For people in Enugu State, few foods bear the popular imprimatur of abacha. Commonly but erroneously called “African salad,” abacha is made from dried cassava flakes and garnished with ugba (fermented oil bean) and fresh vegetable and fish or ponmo, thick cow skin.
While it is made all over Igboland, Enugu abacha remains the standard. For Enugu people, it is a mark of hospitality, a representation of tradition passed on across generations.

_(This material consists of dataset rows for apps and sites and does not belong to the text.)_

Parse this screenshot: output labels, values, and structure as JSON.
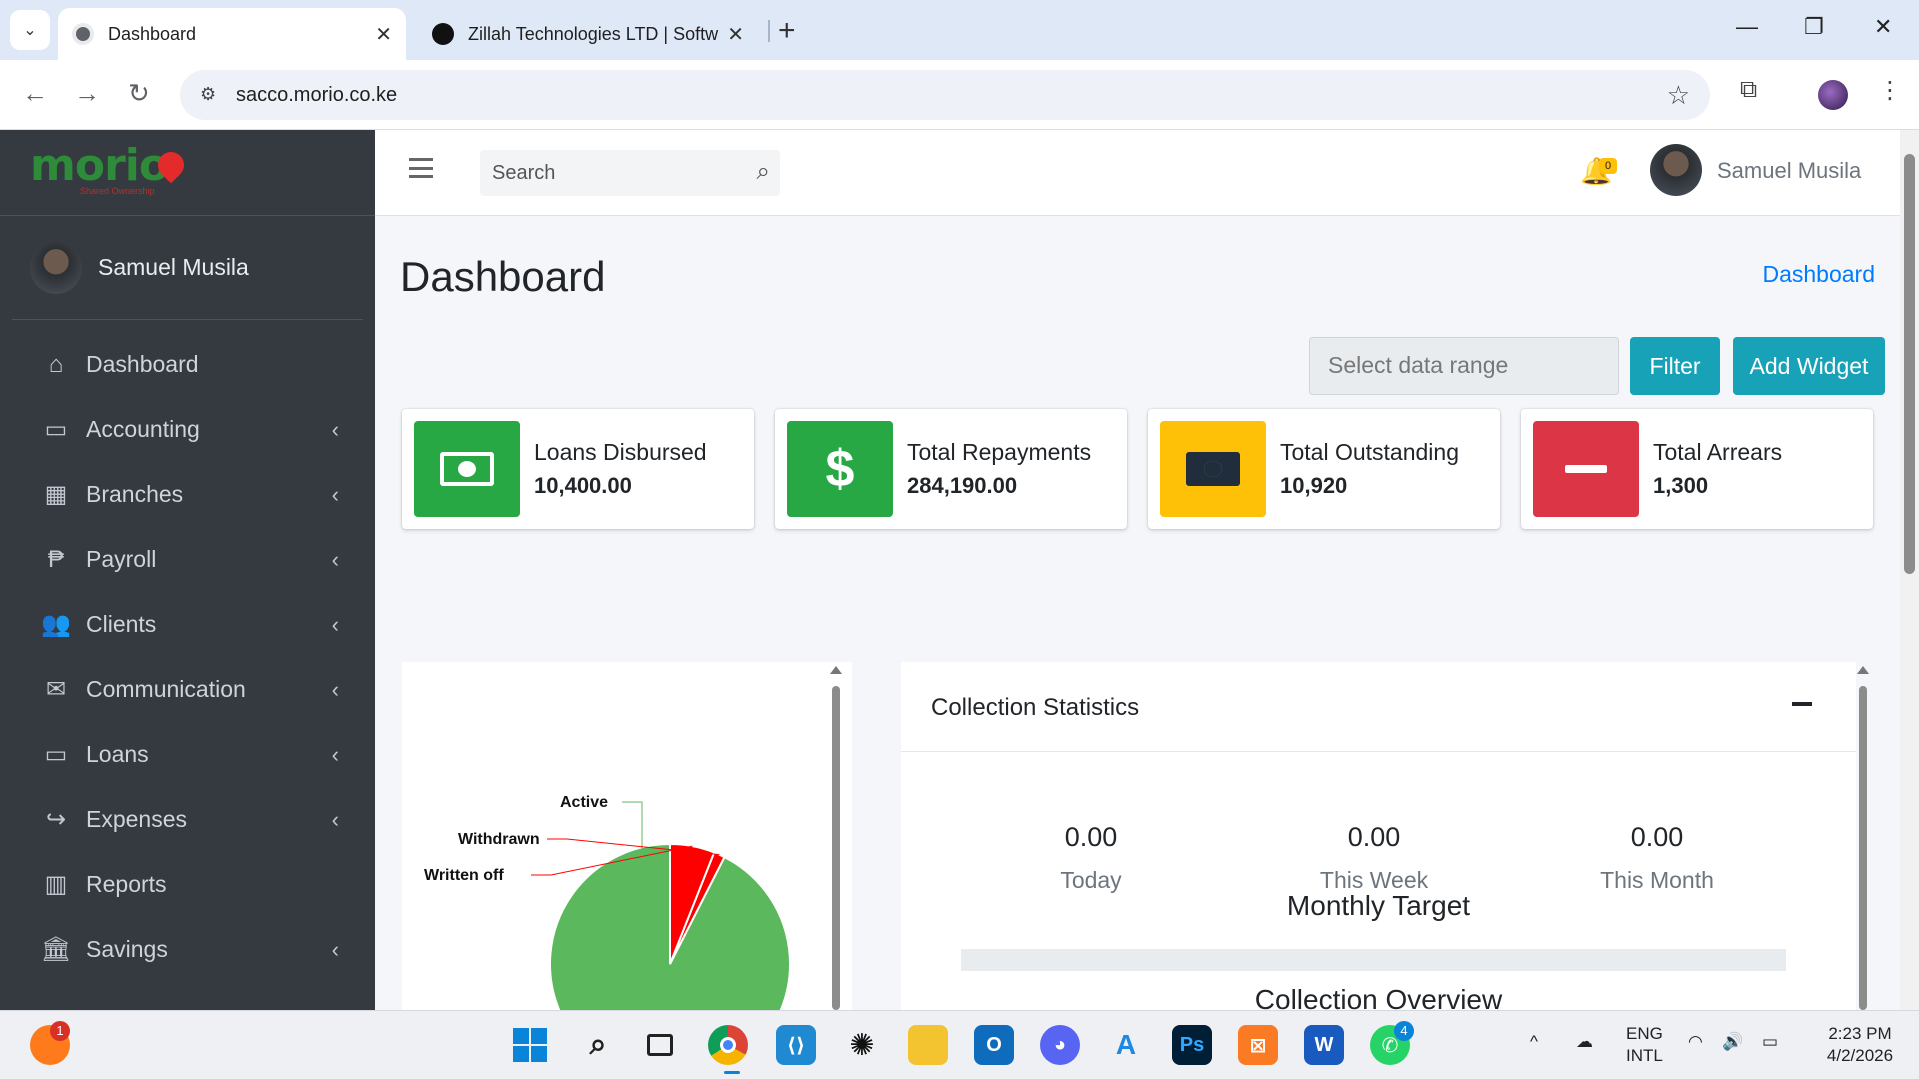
{
  "browser": {
    "tabs": [
      {
        "title": "Dashboard",
        "active": true
      },
      {
        "title": "Zillah Technologies LTD | Softwa",
        "active": false
      }
    ],
    "url": "sacco.morio.co.ke"
  },
  "sidebar": {
    "brand": "morio",
    "brand_sub": "Shared Ownership",
    "user": "Samuel Musila",
    "items": [
      {
        "label": "Dashboard",
        "icon": "home-icon",
        "has_submenu": false
      },
      {
        "label": "Accounting",
        "icon": "money-bill-icon",
        "has_submenu": true
      },
      {
        "label": "Branches",
        "icon": "building-icon",
        "has_submenu": true
      },
      {
        "label": "Payroll",
        "icon": "paypal-icon",
        "has_submenu": true
      },
      {
        "label": "Clients",
        "icon": "users-icon",
        "has_submenu": true
      },
      {
        "label": "Communication",
        "icon": "envelope-icon",
        "has_submenu": true
      },
      {
        "label": "Loans",
        "icon": "money-bill-icon",
        "has_submenu": true
      },
      {
        "label": "Expenses",
        "icon": "share-icon",
        "has_submenu": true
      },
      {
        "label": "Reports",
        "icon": "chart-bar-icon",
        "has_submenu": false
      },
      {
        "label": "Savings",
        "icon": "bank-icon",
        "has_submenu": true
      }
    ]
  },
  "topnav": {
    "search_placeholder": "Search",
    "notification_count": "0",
    "user": "Samuel Musila"
  },
  "page": {
    "title": "Dashboard",
    "breadcrumb": "Dashboard",
    "date_range_placeholder": "Select data range",
    "filter_label": "Filter",
    "add_widget_label": "Add Widget"
  },
  "info_boxes": [
    {
      "label": "Loans Disbursed",
      "value": "10,400.00",
      "color": "#28a745",
      "icon": "money-bill-icon"
    },
    {
      "label": "Total Repayments",
      "value": "284,190.00",
      "color": "#28a745",
      "icon": "dollar-icon"
    },
    {
      "label": "Total Outstanding",
      "value": "10,920",
      "color": "#ffc107",
      "icon": "money-bill-icon"
    },
    {
      "label": "Total Arrears",
      "value": "1,300",
      "color": "#dc3545",
      "icon": "minus-icon"
    }
  ],
  "chart_data": {
    "type": "pie",
    "categories": [
      "Active",
      "Withdrawn",
      "Written off"
    ],
    "values": [
      92.5,
      1.5,
      6
    ],
    "colors": [
      "#5cb85c",
      "#ff0000",
      "#ff0000"
    ]
  },
  "collection": {
    "title": "Collection Statistics",
    "stats": [
      {
        "value": "0.00",
        "label": "Today"
      },
      {
        "value": "0.00",
        "label": "This Week"
      },
      {
        "value": "0.00",
        "label": "This Month"
      }
    ],
    "monthly_target_label": "Monthly Target",
    "monthly_target_progress": 0,
    "overview_label": "Collection Overview"
  },
  "taskbar": {
    "notification_badge": "1",
    "whatsapp_badge": "4",
    "lang": "ENG",
    "layout": "INTL",
    "time": "2:23 PM",
    "date": "4/2/2026"
  }
}
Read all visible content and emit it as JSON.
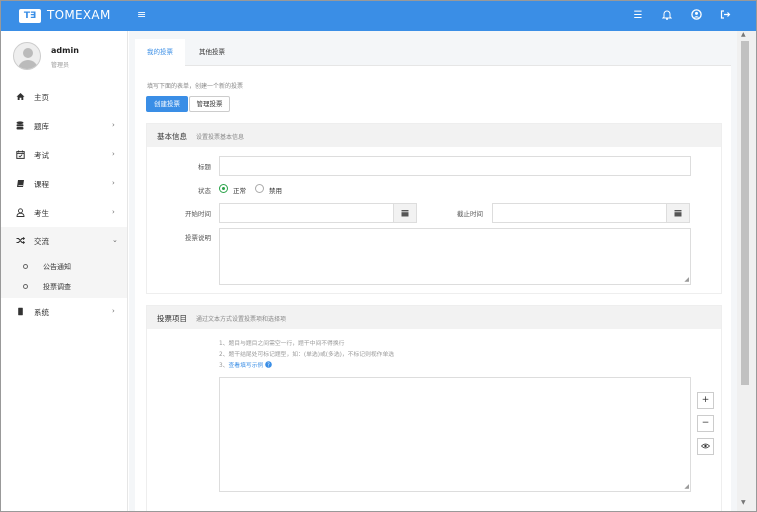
{
  "app": {
    "logo_text": "T∃",
    "brand": "TOMEXAM",
    "menu_icon": "≡"
  },
  "topbar": {
    "icons": [
      "list-icon",
      "bell-icon",
      "user-circle-icon",
      "logout-icon"
    ],
    "glyphs": [
      "☰",
      "🔔",
      "◉",
      "↦"
    ]
  },
  "user": {
    "name": "admin",
    "role": "管理员"
  },
  "nav": [
    {
      "label": "主页",
      "icon": "home-icon",
      "glyph": "⌂",
      "chevron": ""
    },
    {
      "label": "题库",
      "icon": "database-icon",
      "glyph": "≣",
      "chevron": "›"
    },
    {
      "label": "考试",
      "icon": "calendar-icon",
      "glyph": "▦",
      "chevron": "›"
    },
    {
      "label": "课程",
      "icon": "book-icon",
      "glyph": "▰",
      "chevron": "›"
    },
    {
      "label": "考生",
      "icon": "user-icon",
      "glyph": "♙",
      "chevron": "›"
    },
    {
      "label": "交流",
      "icon": "shuffle-icon",
      "glyph": "⤨",
      "chevron": "⌄"
    },
    {
      "label": "系统",
      "icon": "system-icon",
      "glyph": "▮",
      "chevron": "›"
    }
  ],
  "subnav": [
    {
      "label": "公告通知"
    },
    {
      "label": "投票调查"
    }
  ],
  "tabs": {
    "mine": "我的投票",
    "other": "其他投票"
  },
  "hint": "填写下面的表单，创建一个新的投票",
  "buttons": {
    "create": "创建投票",
    "manage": "管理投票"
  },
  "basic": {
    "title": "基本信息",
    "subtitle": "设置投票基本信息",
    "label_title": "标题",
    "label_status": "状态",
    "status_on": "正常",
    "status_off": "禁用",
    "label_start": "开始时间",
    "label_end": "截止时间",
    "label_desc": "投票说明",
    "calendar_glyph": "▦"
  },
  "items": {
    "title": "投票项目",
    "subtitle": "通过文本方式设置投票项和选择项",
    "line1": "1、题目与题目之间需空一行，题干中间不得换行",
    "line2": "2、题干结尾处可标记题型，如：(单选)或(多选)，不标记则视作单选",
    "line3": "3、",
    "line3_link": "查看填写示例",
    "line3_icon": "❓",
    "btn_add": "+",
    "btn_remove": "−",
    "btn_preview": "◉"
  },
  "scroll": {
    "up": "▲",
    "down": "▼"
  }
}
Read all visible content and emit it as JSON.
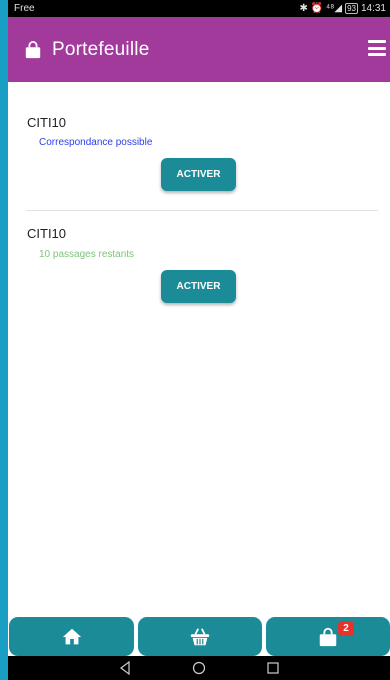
{
  "status_bar": {
    "carrier": "Free",
    "icons_text": "✱ ⏰ ⁴⁸◢",
    "battery": "93",
    "time": "14:31"
  },
  "app_bar": {
    "title": "Portefeuille",
    "icon": "shopping-bag-icon",
    "menu_icon": "hamburger-menu-icon"
  },
  "tickets": [
    {
      "name": "CITI10",
      "info": "Correspondance possible",
      "info_color": "#2b3ee8",
      "button_label": "ACTIVER"
    },
    {
      "name": "CITI10",
      "info": "10 passages restants",
      "info_color": "#7cc47a",
      "button_label": "ACTIVER"
    }
  ],
  "bottom_nav": {
    "items": [
      {
        "icon": "home-icon"
      },
      {
        "icon": "basket-icon"
      },
      {
        "icon": "shopping-bag-icon",
        "badge": "2"
      }
    ]
  },
  "system_nav": {
    "items": [
      "back-icon",
      "home-circle-icon",
      "recent-apps-icon"
    ]
  },
  "colors": {
    "app_bar": "#a23a9b",
    "button": "#1b8b98",
    "background": "#1a9fc4",
    "badge": "#e5322d"
  }
}
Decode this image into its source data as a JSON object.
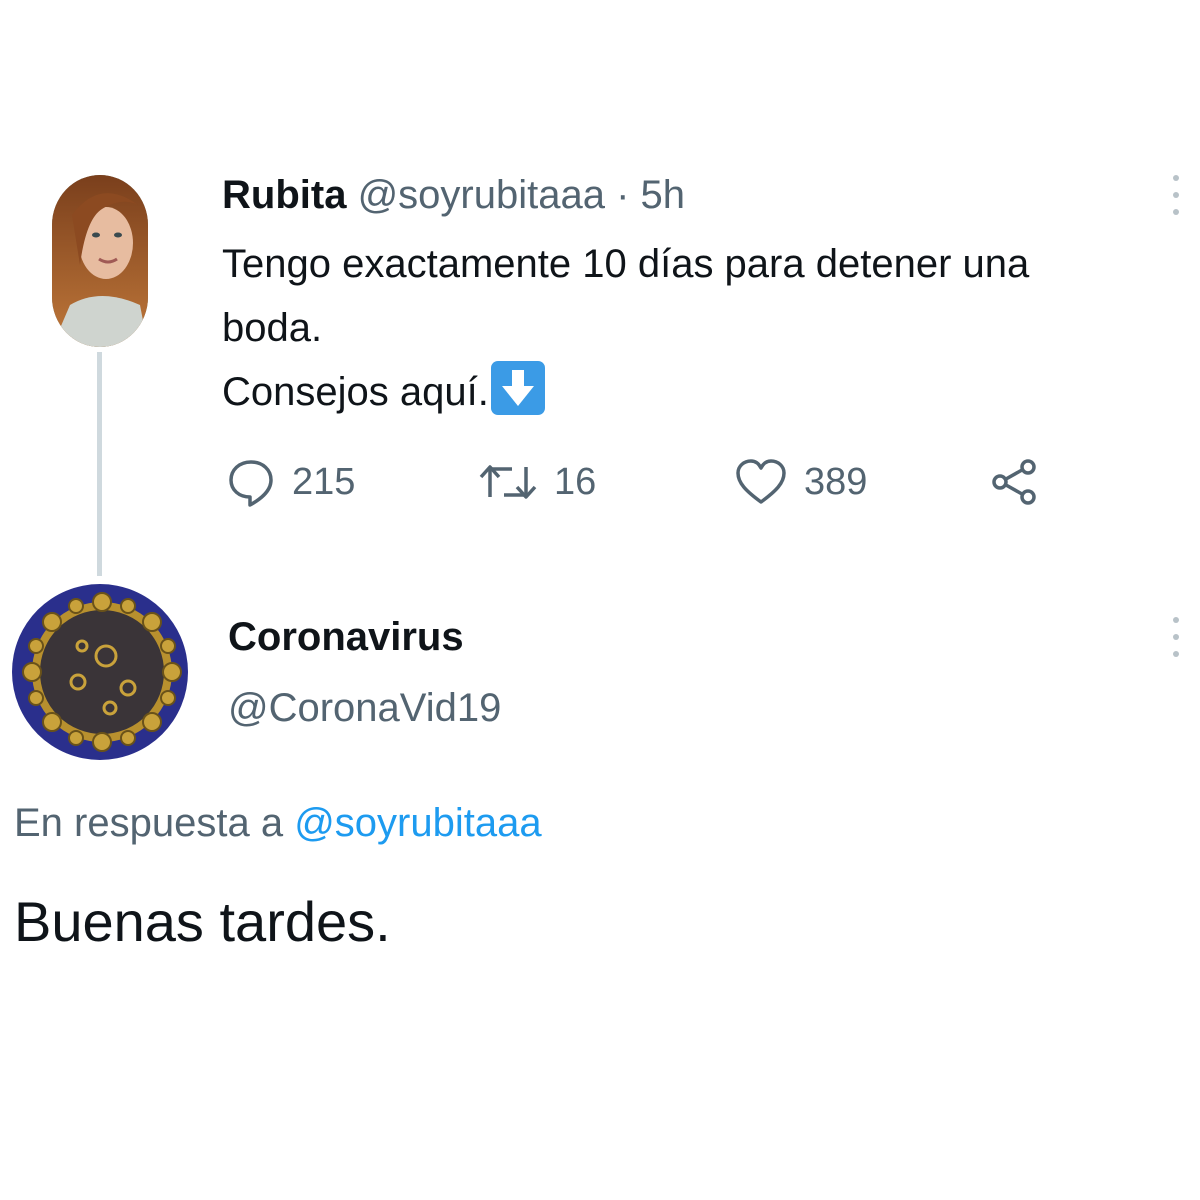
{
  "tweet": {
    "author_name": "Rubita",
    "author_handle": "@soyrubitaaa",
    "separator": "·",
    "time": "5h",
    "text_lines": [
      "Tengo exactamente 10 días para detener una",
      "boda.",
      "Consejos aquí."
    ],
    "emoji": "down-arrow-emoji",
    "actions": {
      "replies": "215",
      "retweets": "16",
      "likes": "389"
    }
  },
  "reply": {
    "author_name": "Coronavirus",
    "author_handle": "@CoronaVid19",
    "in_reply_to_prefix": "En respuesta a",
    "in_reply_to_handle": "@soyrubitaaa",
    "text": "Buenas tardes."
  },
  "colors": {
    "text_primary": "#0f1419",
    "text_secondary": "#536471",
    "link": "#1d9bf0",
    "thread_line": "#cfd9de",
    "emoji_bg": "#3b9be6"
  },
  "icons": [
    "more-icon",
    "reply-icon",
    "retweet-icon",
    "like-icon",
    "share-icon"
  ]
}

Its making is simple. Either akanwu (potash) or ngu (palmfruit ash) is dissolved in water and stirred with palm oil until it becomes a yellowish paste, which may be heated, and pepper, crayfish, seasoning, and onions are added. The ugba, which must have been rinsed with warm water, is added, as is the abacha, which must have been soaked in water until softening. Garden egg leaves and onions are chopped or sliced and added.
Wet slices of abacha, before the preparation, could be eaten with groundnuts or coconut.
Abacha has been regarded as having health benefits, including bone protection and blood circulation. It could be eaten as a dessert or main course, and at every event—weddings, parties, life celebrations, burials—it is often present.
Otosirieze Obi-Young is Editor of Folio Nigeria, he profiles innovators and facilitators in culture: art, business, entertainment, activism, health, food. He is a writer, journalist, curator, media consultant, former academic, and Founder & Editor-in-Chief of Open Country Mag, a new online platform covering African literature. In 2019, he received the inaugural The Future Awards Africa Prize for Literature. In 2020, he was named among "The 100 Most Influential Young Nigerians" by Avance Media. Find him on otosirieze.com or on Twitter & Insta: @otosirieze.